  3. UNESDASoft drinks industry co-signs Circular Plastics Alliance Declaration
  4. FEANIEngineers Europe Advisory Group: Building the engineers of the future
  5. Nordic Council of MinistersNew programme studies infectious diseases and antibiotic resistance
  6. UNESDAUNESDA reduces added sugars 11.9% between 2015-2017
  7. International Partnership for Human RightsEU-Uzbekistan Human Rights Dialogue: EU to raise key fundamental rights issues
  8. Nordic Council of MinistersNo evidence that social media are harmful to young people
  9. Nordic Council of MinistersCanada to host the joint Nordic cultural initiative 2021
  10. Vote for the EU Sutainable Energy AwardsCast your vote for your favourite EUSEW Award finalist. You choose the winner of 2019 Citizen’s Award.
  11. Nordic Council of MinistersEducation gets refugees into work
  12. Counter BalanceSign the petition to help reform the EU’s Bank

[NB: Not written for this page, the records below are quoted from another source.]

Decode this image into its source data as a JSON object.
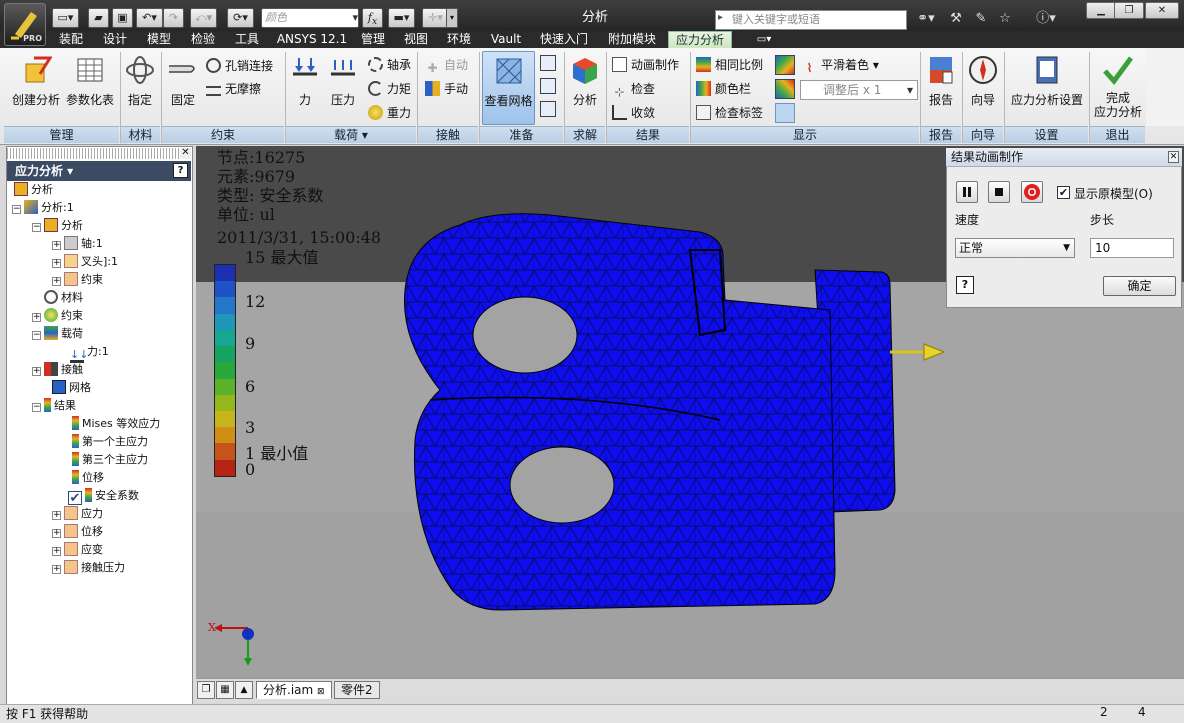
{
  "title": "分析",
  "search_placeholder": "键入关键字或短语",
  "qat": {
    "color_placeholder": "颜色"
  },
  "menus": [
    "装配",
    "设计",
    "模型",
    "检验",
    "工具",
    "ANSYS 12.1",
    "管理",
    "视图",
    "环境",
    "Vault",
    "快速入门",
    "附加模块",
    "应力分析"
  ],
  "ribbon": {
    "manage": {
      "caption": "管理",
      "create": "创建分析",
      "param": "参数化表"
    },
    "material": {
      "caption": "材料",
      "assign": "指定"
    },
    "constraints": {
      "caption": "约束",
      "fixed": "固定",
      "pin": "孔销连接",
      "frictionless": "无摩擦"
    },
    "loads": {
      "caption": "载荷 ▾",
      "force": "力",
      "pressure": "压力",
      "bearing": "轴承",
      "moment": "力矩",
      "gravity": "重力"
    },
    "contact": {
      "caption": "接触",
      "auto": "自动",
      "manual": "手动"
    },
    "prepare": {
      "caption": "准备",
      "mesh_view": "查看网格"
    },
    "solve": {
      "caption": "求解",
      "analyze": "分析"
    },
    "result": {
      "caption": "结果",
      "animate": "动画制作",
      "probe": "检查",
      "convergence": "收敛"
    },
    "display": {
      "caption": "显示",
      "same_scale": "相同比例",
      "colorbar": "颜色栏",
      "probe_labels": "检查标签",
      "smooth_shading": "平滑着色",
      "adjust": "调整后 x 1"
    },
    "report": {
      "caption": "报告",
      "report": "报告"
    },
    "guide": {
      "caption": "向导",
      "guide": "向导"
    },
    "settings": {
      "caption": "设置",
      "stress_settings": "应力分析设置"
    },
    "exit": {
      "caption": "退出",
      "finish_line1": "完成",
      "finish_line2": "应力分析"
    }
  },
  "browser": {
    "header": "应力分析 ▾",
    "items": [
      "分析",
      "分析:1",
      "分析",
      "轴:1",
      "叉头]:1",
      "约束",
      "材料",
      "约束",
      "载荷",
      "力:1",
      "接触",
      "网格",
      "结果",
      "Mises 等效应力",
      "第一个主应力",
      "第三个主应力",
      "位移",
      "安全系数",
      "应力",
      "位移",
      "应变",
      "接触压力"
    ]
  },
  "viewport": {
    "info": [
      "节点:16275",
      "元素:9679",
      "类型: 安全系数",
      "单位: ul",
      "2011/3/31, 15:00:48"
    ],
    "legend_max": "15 最大值",
    "legend_ticks": [
      "12",
      "9",
      "6",
      "3",
      "1 最小值",
      "0"
    ],
    "legend_colors": [
      "#1c2fb0",
      "#1f52c4",
      "#2377c9",
      "#1f97b8",
      "#17a68f",
      "#17a463",
      "#28a83b",
      "#5bb22a",
      "#94b81c",
      "#c3b51a",
      "#cf8f14",
      "#c6541a",
      "#b42412"
    ],
    "axis_label": "X"
  },
  "animation_dialog": {
    "title": "结果动画制作",
    "show_original": "显示原模型(O)",
    "speed_label": "速度",
    "step_label": "步长",
    "speed_value": "正常",
    "step_value": "10",
    "ok": "确定",
    "help": "?"
  },
  "doc_tabs": [
    "分析.iam",
    "零件2"
  ],
  "status": {
    "help": "按 F1 获得帮助",
    "num1": "2",
    "num2": "4"
  }
}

Latest News

  1. EU countries to halt arms sales to Turkey
  2. Nine Catalan separatist leaders given long jail terms
  3. Poland's right-wing ruler wins four more years
  4. EU powerless in new Syrian mayhem
  5. Hungarian opposition wins Budapest in blow to Orban
  6. New Dutch terror bill must not target aid workers
  7. EU proposes pesticide ban, but key documents still secret
  8. Brexit nail-biter and EU nominations This WEEK

Stakeholders' Highlights

  1. UNICEFChild rights organisations encourage candidates for EU elections to become Child Rights Champions
  2. UNESDAUNESDA Outlines 2019-2024 Aspirations: Sustainability, Responsibility, Competitiveness
  3. Counter BalanceRecord citizens’ input to EU bank’s consultation calls on EIB to abandon fossil fuels
  4. International Partnership for Human RightsAnnual EU-Turkmenistan Human Rights Dialogue takes place in Ashgabat
  5. Nordic Council of MinistersNew campaign: spot, capture and share Traces of North
  6. Nordic Council of MinistersLeading Nordic candidates go head-to-head in EU election debate
  7. Nordic Council of MinistersNew Secretary General: Nordic co-operation must benefit everybody
  8. Platform for Peace and JusticeMEP Kati Piri: “Our red line on Turkey has been crossed”
  9. UNICEF2018 deadliest year yet for children in Syria as war enters 9th year
  10. Nordic Council of MinistersNordic commitment to driving global gender equality
  11. International Partnership for Human RightsMeet your defender: Rasul Jafarov leading human rights defender from Azerbaijan
  12. UNICEFUNICEF Hosts MEPs in Jordan Ahead of Brussels Conference on the Future of Syria

Join EUobserver

Support quality EU news

Join us